_DATA TO EXAMINE_
──────────────────────────────
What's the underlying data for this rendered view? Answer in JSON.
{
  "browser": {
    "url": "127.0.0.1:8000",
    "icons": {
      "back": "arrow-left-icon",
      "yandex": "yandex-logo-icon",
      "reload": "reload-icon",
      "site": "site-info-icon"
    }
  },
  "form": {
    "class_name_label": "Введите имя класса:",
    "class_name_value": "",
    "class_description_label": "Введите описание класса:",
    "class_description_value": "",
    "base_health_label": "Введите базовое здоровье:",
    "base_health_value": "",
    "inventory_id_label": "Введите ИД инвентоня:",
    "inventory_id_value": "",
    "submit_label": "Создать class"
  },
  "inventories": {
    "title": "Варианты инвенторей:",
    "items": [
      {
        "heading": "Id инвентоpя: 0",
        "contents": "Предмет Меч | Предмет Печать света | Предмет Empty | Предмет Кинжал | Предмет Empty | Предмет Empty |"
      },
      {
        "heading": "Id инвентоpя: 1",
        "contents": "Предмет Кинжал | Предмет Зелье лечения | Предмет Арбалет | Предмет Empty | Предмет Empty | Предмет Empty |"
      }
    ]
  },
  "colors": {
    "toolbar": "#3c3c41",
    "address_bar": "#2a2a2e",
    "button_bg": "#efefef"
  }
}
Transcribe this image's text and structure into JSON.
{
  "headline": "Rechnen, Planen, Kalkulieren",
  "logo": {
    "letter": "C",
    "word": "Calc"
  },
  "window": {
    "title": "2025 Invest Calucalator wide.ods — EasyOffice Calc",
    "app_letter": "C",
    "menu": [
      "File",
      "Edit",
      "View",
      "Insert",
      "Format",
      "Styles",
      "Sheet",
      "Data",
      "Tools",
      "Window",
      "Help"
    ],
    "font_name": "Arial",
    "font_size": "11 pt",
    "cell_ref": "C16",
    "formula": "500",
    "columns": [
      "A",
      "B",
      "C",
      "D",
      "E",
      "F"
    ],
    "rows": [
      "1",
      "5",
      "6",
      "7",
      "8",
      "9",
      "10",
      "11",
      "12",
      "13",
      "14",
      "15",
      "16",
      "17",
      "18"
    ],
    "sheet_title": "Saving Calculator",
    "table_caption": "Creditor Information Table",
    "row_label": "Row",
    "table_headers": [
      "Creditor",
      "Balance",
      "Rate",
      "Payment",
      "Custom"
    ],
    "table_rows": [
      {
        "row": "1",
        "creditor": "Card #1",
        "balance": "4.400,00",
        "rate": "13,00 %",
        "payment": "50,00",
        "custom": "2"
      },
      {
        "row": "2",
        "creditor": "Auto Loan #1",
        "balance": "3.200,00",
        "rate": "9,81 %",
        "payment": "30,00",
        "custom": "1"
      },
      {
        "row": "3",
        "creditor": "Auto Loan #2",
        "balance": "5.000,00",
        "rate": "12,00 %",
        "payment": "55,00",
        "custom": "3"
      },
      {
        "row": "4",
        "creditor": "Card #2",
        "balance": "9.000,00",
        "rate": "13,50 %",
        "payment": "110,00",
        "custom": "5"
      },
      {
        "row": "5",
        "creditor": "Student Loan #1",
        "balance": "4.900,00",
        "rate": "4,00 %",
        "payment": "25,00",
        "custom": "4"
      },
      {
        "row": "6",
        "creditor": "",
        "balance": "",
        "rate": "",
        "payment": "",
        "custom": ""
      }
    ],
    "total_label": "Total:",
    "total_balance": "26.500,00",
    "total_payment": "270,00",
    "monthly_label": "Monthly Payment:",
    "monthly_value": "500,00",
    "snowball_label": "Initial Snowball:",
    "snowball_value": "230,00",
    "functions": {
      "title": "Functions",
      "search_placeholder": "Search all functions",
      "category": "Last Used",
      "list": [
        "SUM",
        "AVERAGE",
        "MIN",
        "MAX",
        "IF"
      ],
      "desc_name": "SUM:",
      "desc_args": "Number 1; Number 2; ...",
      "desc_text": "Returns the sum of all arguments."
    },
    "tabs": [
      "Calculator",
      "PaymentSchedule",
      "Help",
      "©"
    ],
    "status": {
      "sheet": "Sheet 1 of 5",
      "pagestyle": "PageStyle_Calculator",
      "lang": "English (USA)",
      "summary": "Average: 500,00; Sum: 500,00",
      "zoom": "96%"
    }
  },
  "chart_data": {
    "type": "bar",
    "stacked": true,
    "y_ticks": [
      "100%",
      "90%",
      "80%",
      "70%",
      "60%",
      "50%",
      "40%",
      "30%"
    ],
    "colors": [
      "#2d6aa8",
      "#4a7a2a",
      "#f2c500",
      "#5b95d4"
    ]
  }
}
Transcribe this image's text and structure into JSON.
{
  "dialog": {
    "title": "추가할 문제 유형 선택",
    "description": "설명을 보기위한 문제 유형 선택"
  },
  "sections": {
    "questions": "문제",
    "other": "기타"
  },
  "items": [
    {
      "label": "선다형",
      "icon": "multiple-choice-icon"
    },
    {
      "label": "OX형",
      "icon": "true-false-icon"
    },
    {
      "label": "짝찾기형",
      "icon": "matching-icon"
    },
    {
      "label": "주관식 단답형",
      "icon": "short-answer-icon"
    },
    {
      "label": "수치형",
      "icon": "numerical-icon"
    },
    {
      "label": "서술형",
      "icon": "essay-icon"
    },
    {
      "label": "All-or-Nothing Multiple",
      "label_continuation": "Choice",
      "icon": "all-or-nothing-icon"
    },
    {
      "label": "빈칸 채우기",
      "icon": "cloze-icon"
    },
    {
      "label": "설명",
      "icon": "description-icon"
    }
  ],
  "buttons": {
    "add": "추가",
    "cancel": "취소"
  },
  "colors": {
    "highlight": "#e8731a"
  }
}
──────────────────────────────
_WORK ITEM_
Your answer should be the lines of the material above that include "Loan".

_TASK OUTPUT_
        "creditor": "Auto Loan #1",
        "creditor": "Auto Loan #2",
        "creditor": "Student Loan #1",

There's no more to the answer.